I’ve just experienced one of the most embarrassing (not worst patient outcomes, just down to the core of my doctor-ego embarrassing) moments so far in my academic career. I need some positive reinforcement, honesty, and maybe reassurance that maybe it wasn’t as bad as it felt. Here’s the backstory… I wrote MiM about a year ago when I was trying to decide between a fellowship application to Endocrine or applying for the Chief Medical Resident position. I got some really helpful opinions and turns out I got the Chief job and will be putting off fellowship for a few years, probably with some hospitalist work in between. I also, in the meantime, got pregnant again and had our second child. It was all part of the grand plan to get as much paid maternity leave as possible before the bubble of residency is over and to spend more time with my new baby as I could, because chief year was supposed to be more flexible than being an attending... Plus, I’m already super tired and overworked, might as well just do it all now… right? It doesn’t get any easier? (this is my rationale… flawed as it may be)
So now baby boy #2 is 3.5 months old, older boy is 3 years old. I’ve been on maternity leave for 8 weeks, and then research for 8 weeks. It’s been blissful bonding time with baby boy #2. Now I’m coming up on the end of unstructured time in residency… and today I presented my research at the resident research symposium. I only had to get some slides together to fill a 20 minute time slot with my results. Pretty simple. Not presenting at ACP or other Fill-in-the-blank Big Subspecialty Conference. The slides were good and I had some positive results. Problem is… my brain is not what it was a few months ago. I haven’t had to interface with a lot of people at work in MONTHS. Major clinical rotations were done for me over 6 months ago. Let’s face it: I have Baby Brain and this phenomenon is real. With my first son, I started intern year when he was 4 months. So okay, I had an excuse for not knowing anything then, because no intern really knows how to do their job in the beginning. What’s my excuse now? No one really remembers that I just had a baby 3 months ago. Or that this is my first real public presentation outside of my data crunching at home.
So here’s what happened tonight and why I can't stop crying. Okay, that part is likely hormonal. But I am honest-to-goodness downright embarrassed…
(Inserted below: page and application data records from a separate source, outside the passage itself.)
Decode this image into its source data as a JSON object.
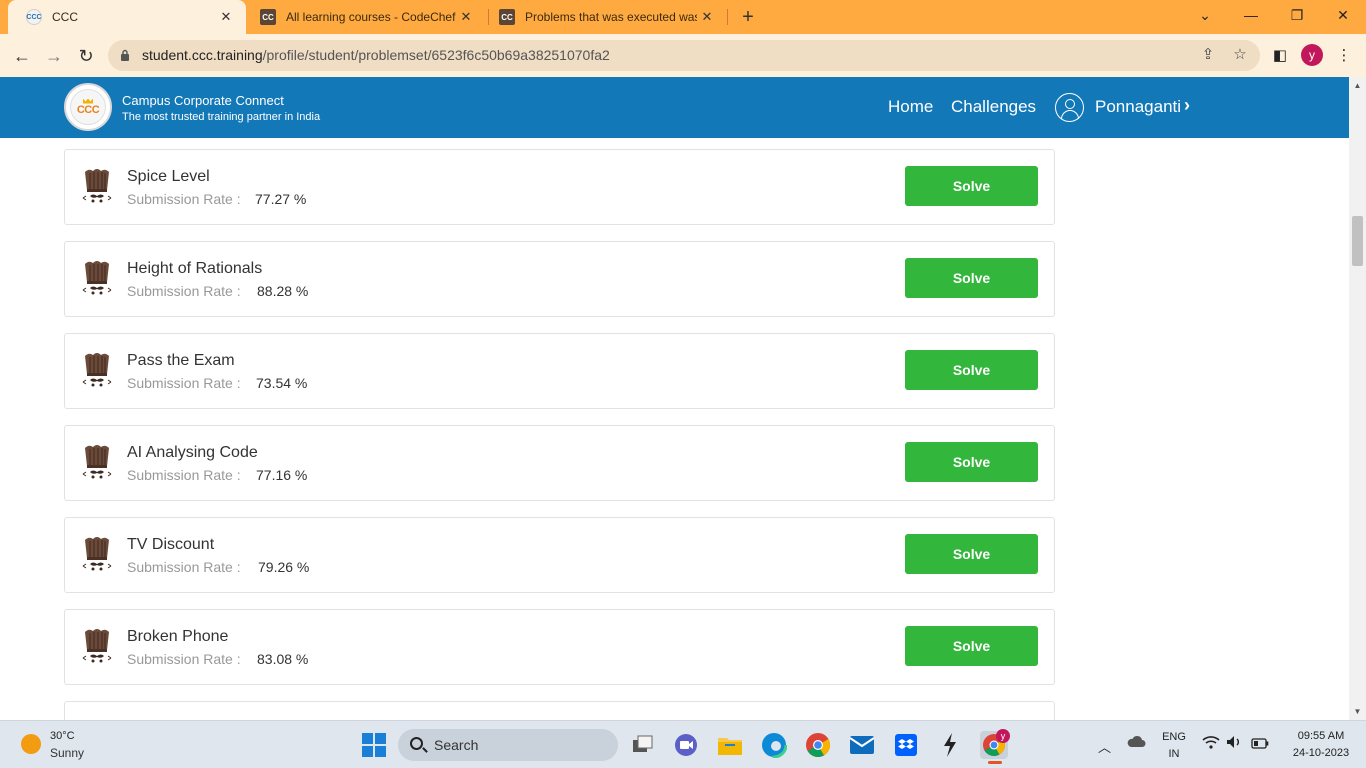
{
  "browser": {
    "tabs": [
      {
        "favicon": "CCC",
        "title": "CCC",
        "active": true
      },
      {
        "favicon": "CC",
        "title": "All learning courses - CodeChef",
        "active": false
      },
      {
        "favicon": "CC",
        "title": "Problems that was executed was",
        "active": false
      }
    ],
    "close_glyph": "✕",
    "new_tab_glyph": "+",
    "url_host": "student.ccc.training",
    "url_path": "/profile/student/problemset/6523f6c50b69a38251070fa2",
    "profile_initial": "y"
  },
  "site": {
    "logo_text": "CCC",
    "brand_name": "Campus Corporate Connect",
    "tagline": "The most trusted training partner in India",
    "nav": {
      "home": "Home",
      "challenges": "Challenges"
    },
    "user_name": "Ponnaganti",
    "user_chevron": "›"
  },
  "problems": {
    "rate_label": "Submission Rate :",
    "solve_label": "Solve",
    "items": [
      {
        "name": "Spice Level",
        "rate": "77.27 %"
      },
      {
        "name": "Height of Rationals",
        "rate": "88.28 %"
      },
      {
        "name": "Pass the Exam",
        "rate": "73.54 %"
      },
      {
        "name": "AI Analysing Code",
        "rate": "77.16 %"
      },
      {
        "name": "TV Discount",
        "rate": "79.26 %"
      },
      {
        "name": "Broken Phone",
        "rate": "83.08 %"
      }
    ]
  },
  "taskbar": {
    "temperature": "30°C",
    "condition": "Sunny",
    "search_placeholder": "Search",
    "language": "ENG",
    "region": "IN",
    "time": "09:55 AM",
    "date": "24-10-2023",
    "chrome_badge": "y"
  },
  "colors": {
    "tab_strip": "#ffaa40",
    "toolbar": "#fdf0dc",
    "header": "#1278b8",
    "solve_button": "#33b63c"
  }
}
My slides went well. People were impressed with the findings. Then came questions. I am not a fan of public speaking on a normal day, but now I felt like I was having an out of body experience. I could not think. Initially, I was able to say “yes, good point, that would be an excellent idea for future study… blah blah blah” Then the Chair of Medicine asks a question. In hindsight, he was prompting me to recall part of the lipid metabolism mechanism which may explain part of why my research finding was the way it was (without getting too detailed). I couldn’t come up with anything. My program director then tried to prompt me again to answer with a knowing sparkle in her eye. She practically winked (may be an exaggeration). Again – MIND BLANK – nothing… I asked him to repeat the question. I couldn’t even come up with filler. It was like the dream where you are naked at school. “uh… uh…” That’s all I could say. I couldn’t believe it. I thought I was going to vasovagal right in front of everyone. Saddest thing is, I knew the answer; I just couldn’t recall the words. Maybe I had a TIA. Nah… it’s baby brain.
The worst of it: My next major work project is… presenting GRAND ROUNDS for the medicine department. In 3 weeks. It’s a tradition for all the incoming chief residents in my program to present grand rounds and I have been preparing, stressing, and thinking about this for 6 months. But now I’m downright terrified. I’m so scared my brain is going to fail me again and leave an auditorium to fall silent to simple questions that I should know the answer to. Here I am people – the new face of our Big Academic Internal Medicine Program.
I need my brain back. There are so many patients I need to care for, medical students to teach, a residency to effectively run, and the ABIM to pass in a few short months… I need it back. I need to know that I can still do this job.